**Exercise**
Where an entry holds an image, leave the image out; otherwise reproduce the entry exactly.
___
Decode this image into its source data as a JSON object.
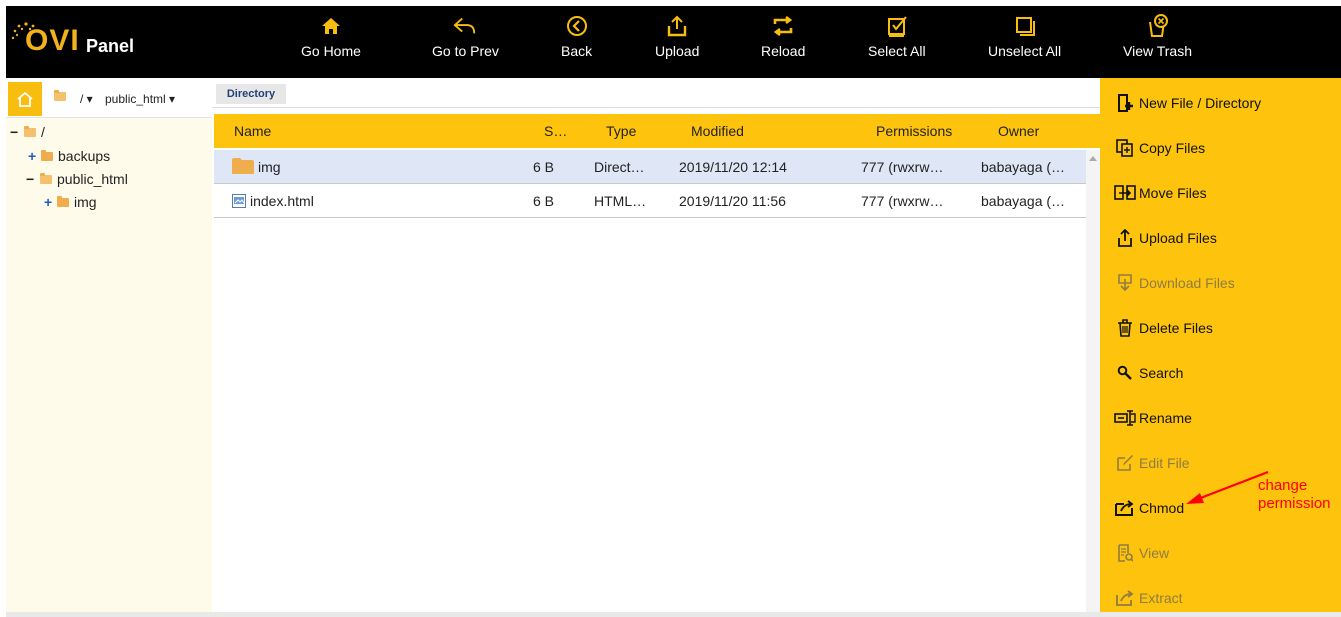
{
  "logo": {
    "brand": "OVI",
    "product": "Panel"
  },
  "toolbar": [
    {
      "label": "Go Home",
      "icon": "home-icon"
    },
    {
      "label": "Go to Prev",
      "icon": "reply-icon"
    },
    {
      "label": "Back",
      "icon": "circle-left-icon"
    },
    {
      "label": "Upload",
      "icon": "upload-icon"
    },
    {
      "label": "Reload",
      "icon": "reload-icon"
    },
    {
      "label": "Select All",
      "icon": "checkbox-icon"
    },
    {
      "label": "Unselect All",
      "icon": "uncheck-icon"
    },
    {
      "label": "View Trash",
      "icon": "trash-view-icon"
    }
  ],
  "breadcrumb": {
    "root": "/",
    "current": "public_html"
  },
  "tree": [
    {
      "label": "/",
      "toggle": "−",
      "level": 0,
      "open": true
    },
    {
      "label": "backups",
      "toggle": "+",
      "level": 1,
      "open": false
    },
    {
      "label": "public_html",
      "toggle": "−",
      "level": 1,
      "open": true
    },
    {
      "label": "img",
      "toggle": "+",
      "level": 2,
      "open": false
    }
  ],
  "main": {
    "tab": "Directory",
    "columns": [
      "Name",
      "S…",
      "Type",
      "Modified",
      "Permissions",
      "Owner"
    ],
    "rows": [
      {
        "name": "img",
        "size": "6 B",
        "type": "Direct…",
        "modified": "2019/11/20 12:14",
        "perms": "777 (rwxrw…",
        "owner": "babayaga (…",
        "kind": "folder",
        "selected": true
      },
      {
        "name": "index.html",
        "size": "6 B",
        "type": "HTML…",
        "modified": "2019/11/20 11:56",
        "perms": "777 (rwxrw…",
        "owner": "babayaga (…",
        "kind": "html",
        "selected": false
      }
    ]
  },
  "actions": [
    {
      "label": "New File / Directory",
      "icon": "new-file-icon",
      "enabled": true
    },
    {
      "label": "Copy Files",
      "icon": "copy-icon",
      "enabled": true
    },
    {
      "label": "Move Files",
      "icon": "move-icon",
      "enabled": true
    },
    {
      "label": "Upload Files",
      "icon": "upload-icon",
      "enabled": true
    },
    {
      "label": "Download Files",
      "icon": "download-icon",
      "enabled": false
    },
    {
      "label": "Delete Files",
      "icon": "trash-icon",
      "enabled": true
    },
    {
      "label": "Search",
      "icon": "search-icon",
      "enabled": true
    },
    {
      "label": "Rename",
      "icon": "rename-icon",
      "enabled": true
    },
    {
      "label": "Edit File",
      "icon": "edit-icon",
      "enabled": false
    },
    {
      "label": "Chmod",
      "icon": "chmod-icon",
      "enabled": true
    },
    {
      "label": "View",
      "icon": "view-icon",
      "enabled": false
    },
    {
      "label": "Extract",
      "icon": "extract-icon",
      "enabled": false
    }
  ],
  "annotation": {
    "line1": "change",
    "line2": "permission"
  },
  "colors": {
    "accent": "#fec40d",
    "toolbar_bg": "#000000",
    "annotation": "#ff0000",
    "selected_row": "#dfe7f6"
  }
}
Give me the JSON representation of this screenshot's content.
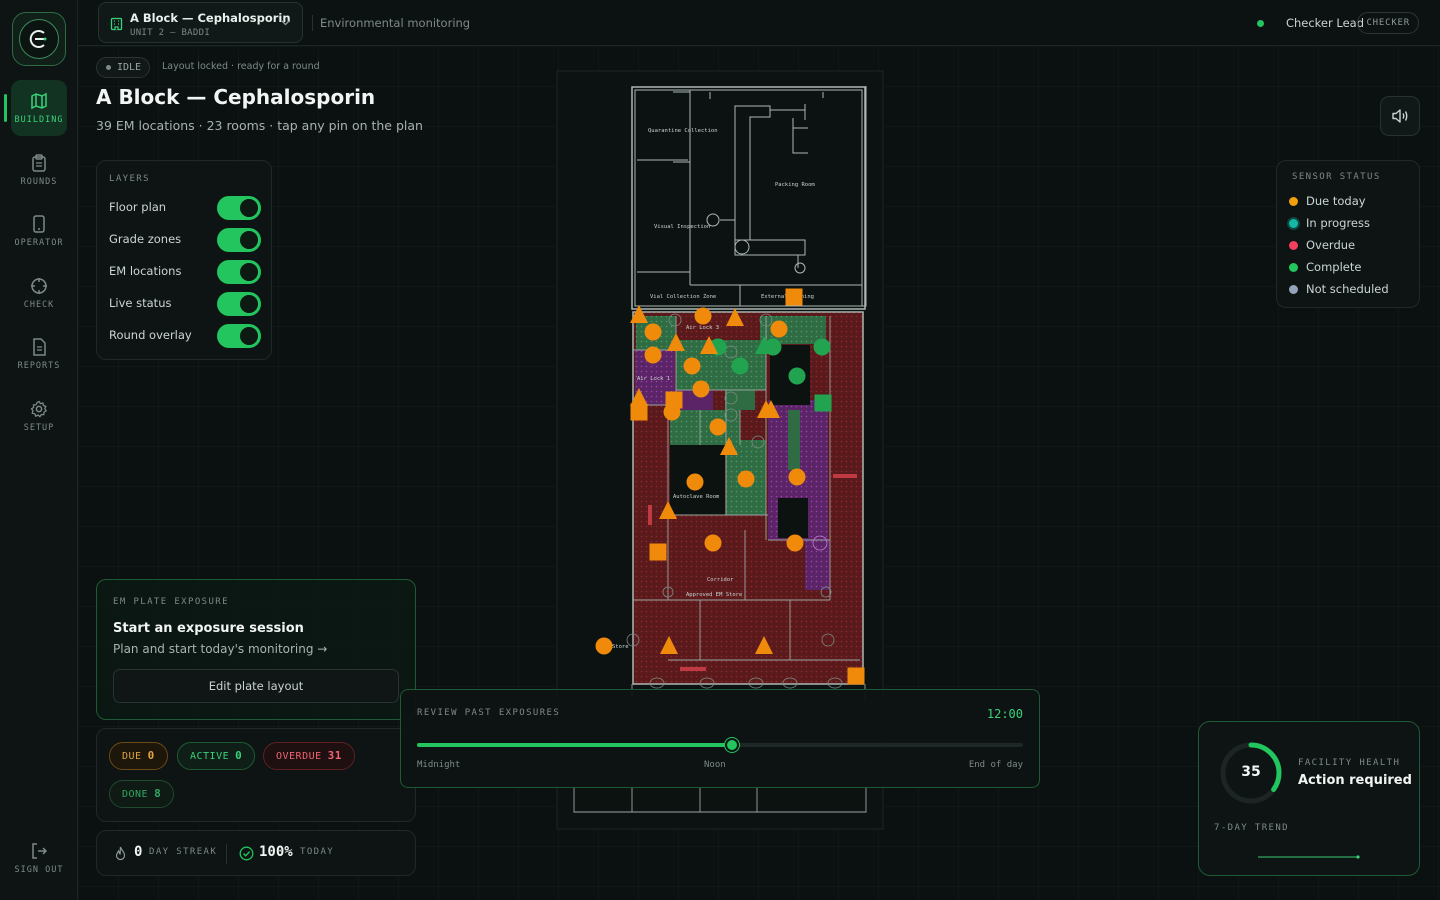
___
**Written response**
Decode this image into its source data as a JSON object.
{
  "logo": {
    "brand": "OVI",
    "product": "Panel"
  },
  "toolbar": [
    {
      "label": "Go Home",
      "icon": "home-icon"
    },
    {
      "label": "Go to Prev",
      "icon": "reply-icon"
    },
    {
      "label": "Back",
      "icon": "circle-left-icon"
    },
    {
      "label": "Upload",
      "icon": "upload-icon"
    },
    {
      "label": "Reload",
      "icon": "reload-icon"
    },
    {
      "label": "Select All",
      "icon": "checkbox-icon"
    },
    {
      "label": "Unselect All",
      "icon": "uncheck-icon"
    },
    {
      "label": "View Trash",
      "icon": "trash-view-icon"
    }
  ],
  "breadcrumb": {
    "root": "/",
    "current": "public_html"
  },
  "tree": [
    {
      "label": "/",
      "toggle": "−",
      "level": 0,
      "open": true
    },
    {
      "label": "backups",
      "toggle": "+",
      "level": 1,
      "open": false
    },
    {
      "label": "public_html",
      "toggle": "−",
      "level": 1,
      "open": true
    },
    {
      "label": "img",
      "toggle": "+",
      "level": 2,
      "open": false
    }
  ],
  "main": {
    "tab": "Directory",
    "columns": [
      "Name",
      "S…",
      "Type",
      "Modified",
      "Permissions",
      "Owner"
    ],
    "rows": [
      {
        "name": "img",
        "size": "6 B",
        "type": "Direct…",
        "modified": "2019/11/20 12:14",
        "perms": "777 (rwxrw…",
        "owner": "babayaga (…",
        "kind": "folder",
        "selected": true
      },
      {
        "name": "index.html",
        "size": "6 B",
        "type": "HTML…",
        "modified": "2019/11/20 11:56",
        "perms": "777 (rwxrw…",
        "owner": "babayaga (…",
        "kind": "html",
        "selected": false
      }
    ]
  },
  "actions": [
    {
      "label": "New File / Directory",
      "icon": "new-file-icon",
      "enabled": true
    },
    {
      "label": "Copy Files",
      "icon": "copy-icon",
      "enabled": true
    },
    {
      "label": "Move Files",
      "icon": "move-icon",
      "enabled": true
    },
    {
      "label": "Upload Files",
      "icon": "upload-icon",
      "enabled": true
    },
    {
      "label": "Download Files",
      "icon": "download-icon",
      "enabled": false
    },
    {
      "label": "Delete Files",
      "icon": "trash-icon",
      "enabled": true
    },
    {
      "label": "Search",
      "icon": "search-icon",
      "enabled": true
    },
    {
      "label": "Rename",
      "icon": "rename-icon",
      "enabled": true
    },
    {
      "label": "Edit File",
      "icon": "edit-icon",
      "enabled": false
    },
    {
      "label": "Chmod",
      "icon": "chmod-icon",
      "enabled": true
    },
    {
      "label": "View",
      "icon": "view-icon",
      "enabled": false
    },
    {
      "label": "Extract",
      "icon": "extract-icon",
      "enabled": false
    }
  ],
  "annotation": {
    "line1": "change",
    "line2": "permission"
  },
  "colors": {
    "accent": "#fec40d",
    "toolbar_bg": "#000000",
    "annotation": "#ff0000",
    "selected_row": "#dfe7f6"
  }
}
Give me the JSON representation of this screenshot's content.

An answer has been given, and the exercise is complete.